Aspartame, though, became the latest addition to the IARC’s 2B list of “possible carcinogens” on Friday. Yet the ingredient remains safe if below 40mg per kilo of body weight is consumed a day – that’s up to 14 cans of sweetener-filled sugar-free cola for an adult of 70kg.

It’s not to say more research into aspartame shouldn’t be carried out – clearly a definitive answer is needed. But the IARC only looked at the hazard potential of aspartame and not the risk. This isn’t reflected in the consumer-facing headlines, which painted a potentially dangerous picture of aspartame. ‘The WHO says aspartame could cause cancer,’ and ‘Sweetener considered a carcinogen’ gives a small flavour of the narrative that followed the WHO’s findings. 

Directed to making a healthier choice

Downing 14 cans of sugar-free soft drinks in one day is, of course, possible. But it’s unlikely many consumers are doing so – or at least not on a daily basis.

The issue right now is the publication of such findings puts at risk recent progress made by government and the industry to significantly reduce sugar consumption among both children and adults – the results of which are tangible.

Since enforced in 2018, the soft drinks levy has led to over 47,000 tonnes of sugar being removed from drinks.
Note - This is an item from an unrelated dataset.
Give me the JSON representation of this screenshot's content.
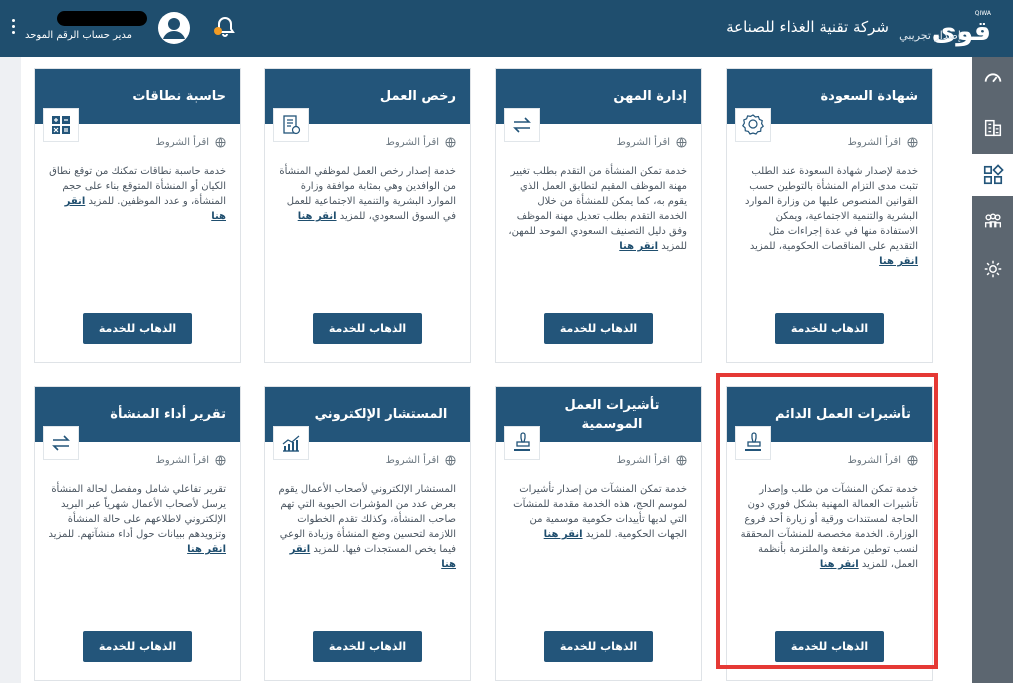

Manufacturers have reformulated to not only avoid the tax, but to reduce consumption of products with known health implications – when consumed in abundance – including obesity, diabetes and tooth decay.

Sales of sugar-free drinks since the levy was enforced rocketed, with Coke Zero Sugar, Pepsi Max and Red Bull sugar-free all more than doubling value sales [The Grocer’s Britain’s Biggest Brands 2018 v 2023].
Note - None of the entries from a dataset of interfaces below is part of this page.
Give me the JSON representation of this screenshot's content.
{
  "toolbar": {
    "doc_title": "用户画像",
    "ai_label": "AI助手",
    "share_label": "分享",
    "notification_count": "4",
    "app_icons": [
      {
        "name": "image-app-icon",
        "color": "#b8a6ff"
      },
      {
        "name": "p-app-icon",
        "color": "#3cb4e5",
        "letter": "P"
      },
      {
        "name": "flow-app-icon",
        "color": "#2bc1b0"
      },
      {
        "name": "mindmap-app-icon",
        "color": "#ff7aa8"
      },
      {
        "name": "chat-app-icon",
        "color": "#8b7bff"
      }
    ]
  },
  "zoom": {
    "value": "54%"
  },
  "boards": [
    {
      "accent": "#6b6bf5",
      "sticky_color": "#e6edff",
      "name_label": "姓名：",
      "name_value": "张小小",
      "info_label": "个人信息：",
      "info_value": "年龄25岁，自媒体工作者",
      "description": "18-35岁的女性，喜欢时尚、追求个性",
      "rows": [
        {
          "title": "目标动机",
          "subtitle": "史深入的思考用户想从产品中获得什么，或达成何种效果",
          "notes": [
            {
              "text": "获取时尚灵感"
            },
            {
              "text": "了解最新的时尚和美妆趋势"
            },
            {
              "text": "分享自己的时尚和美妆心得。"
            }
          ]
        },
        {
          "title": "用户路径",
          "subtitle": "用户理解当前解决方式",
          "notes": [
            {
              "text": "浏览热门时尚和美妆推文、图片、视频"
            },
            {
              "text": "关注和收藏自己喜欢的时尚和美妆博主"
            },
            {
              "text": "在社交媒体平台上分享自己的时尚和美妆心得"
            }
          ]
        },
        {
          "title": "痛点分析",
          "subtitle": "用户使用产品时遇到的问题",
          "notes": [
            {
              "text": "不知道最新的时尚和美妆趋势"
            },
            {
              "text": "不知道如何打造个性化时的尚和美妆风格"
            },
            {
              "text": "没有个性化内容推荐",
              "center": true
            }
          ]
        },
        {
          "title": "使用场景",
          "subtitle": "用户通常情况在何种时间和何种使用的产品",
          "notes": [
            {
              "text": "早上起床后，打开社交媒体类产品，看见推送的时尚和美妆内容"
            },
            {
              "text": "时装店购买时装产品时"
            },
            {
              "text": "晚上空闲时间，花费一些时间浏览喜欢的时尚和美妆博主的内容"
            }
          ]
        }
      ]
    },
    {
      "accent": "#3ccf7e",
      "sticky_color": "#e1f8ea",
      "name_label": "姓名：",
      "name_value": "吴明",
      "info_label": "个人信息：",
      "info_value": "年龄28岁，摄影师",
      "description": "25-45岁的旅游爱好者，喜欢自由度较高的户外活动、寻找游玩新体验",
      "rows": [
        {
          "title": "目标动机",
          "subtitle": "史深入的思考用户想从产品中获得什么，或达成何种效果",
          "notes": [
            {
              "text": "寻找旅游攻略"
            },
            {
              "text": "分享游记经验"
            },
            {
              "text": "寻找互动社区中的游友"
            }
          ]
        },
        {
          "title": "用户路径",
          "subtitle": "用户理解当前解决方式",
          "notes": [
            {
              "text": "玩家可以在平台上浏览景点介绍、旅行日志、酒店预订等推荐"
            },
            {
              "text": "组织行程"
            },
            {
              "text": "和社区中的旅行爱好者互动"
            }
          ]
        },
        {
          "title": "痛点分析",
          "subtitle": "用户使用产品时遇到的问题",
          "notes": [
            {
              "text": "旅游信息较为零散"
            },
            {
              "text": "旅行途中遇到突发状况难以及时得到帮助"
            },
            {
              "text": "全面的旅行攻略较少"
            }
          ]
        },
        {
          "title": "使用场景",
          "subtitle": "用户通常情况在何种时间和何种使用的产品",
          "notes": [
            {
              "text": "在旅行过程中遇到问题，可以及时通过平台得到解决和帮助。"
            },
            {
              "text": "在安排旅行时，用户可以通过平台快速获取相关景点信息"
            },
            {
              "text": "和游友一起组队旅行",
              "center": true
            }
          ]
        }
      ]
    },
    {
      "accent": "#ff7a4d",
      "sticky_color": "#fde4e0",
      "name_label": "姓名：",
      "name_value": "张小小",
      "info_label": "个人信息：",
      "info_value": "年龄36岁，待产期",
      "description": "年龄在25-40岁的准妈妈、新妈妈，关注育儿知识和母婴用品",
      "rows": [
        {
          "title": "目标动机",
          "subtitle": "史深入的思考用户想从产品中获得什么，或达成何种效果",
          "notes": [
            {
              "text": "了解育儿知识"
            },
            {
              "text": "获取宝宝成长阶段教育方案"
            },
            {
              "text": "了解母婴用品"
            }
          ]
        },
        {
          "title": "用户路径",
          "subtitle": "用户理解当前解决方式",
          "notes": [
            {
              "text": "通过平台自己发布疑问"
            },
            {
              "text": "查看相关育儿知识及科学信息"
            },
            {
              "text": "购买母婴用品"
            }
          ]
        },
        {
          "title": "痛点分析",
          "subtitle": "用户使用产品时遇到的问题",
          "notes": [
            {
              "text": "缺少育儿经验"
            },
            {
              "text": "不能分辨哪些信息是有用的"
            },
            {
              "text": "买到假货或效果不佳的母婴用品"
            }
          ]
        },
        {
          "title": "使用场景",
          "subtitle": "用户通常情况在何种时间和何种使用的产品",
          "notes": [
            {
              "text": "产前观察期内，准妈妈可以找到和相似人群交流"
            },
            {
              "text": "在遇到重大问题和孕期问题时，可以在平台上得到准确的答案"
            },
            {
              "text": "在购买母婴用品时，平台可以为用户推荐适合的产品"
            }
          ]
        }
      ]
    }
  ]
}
This has resulted in more options for consumers, while education, clever branding and marketing has helped direct shoppers towards healthier choices. And that is the important word: choice. No one is saying an occasional Coke Original is wrong. It has its place, but that place is not daily hydration. The likes of celebrity chef turned health campaigner – and early sugar levy adopter – Jamie Oliver would surely agree.

Sugar levy has reduced obesity in areas

Sweeteners, including aspartame, have played a positive role in UK childhood obesity rates, it is argued. Recent studies claimed the soft drinks levy led to a reduction in obesity among girls aged 10 and 11, with a greater drop among the most deprived children. Another estimate claims the levy has also prevented over 5,000 cases of obesity in year six girls in England.

The Centers for Disease Control and Prevention says being overweight or obese increases the risk of getting the 13 most prevalent types of cancer, while a British Heart Foundation analysis showed obesity causes the equivalent of 31,000 deaths a year. Bowel Cancer UK research claimed obesity causes more cases of cancer than smoking.

Assessments of aspartame’s safety have to be handled with care. Research, which should continue –  because we do need a definitive answer – must provide actionable evidence, or risk unravelling positive steps elsewhere.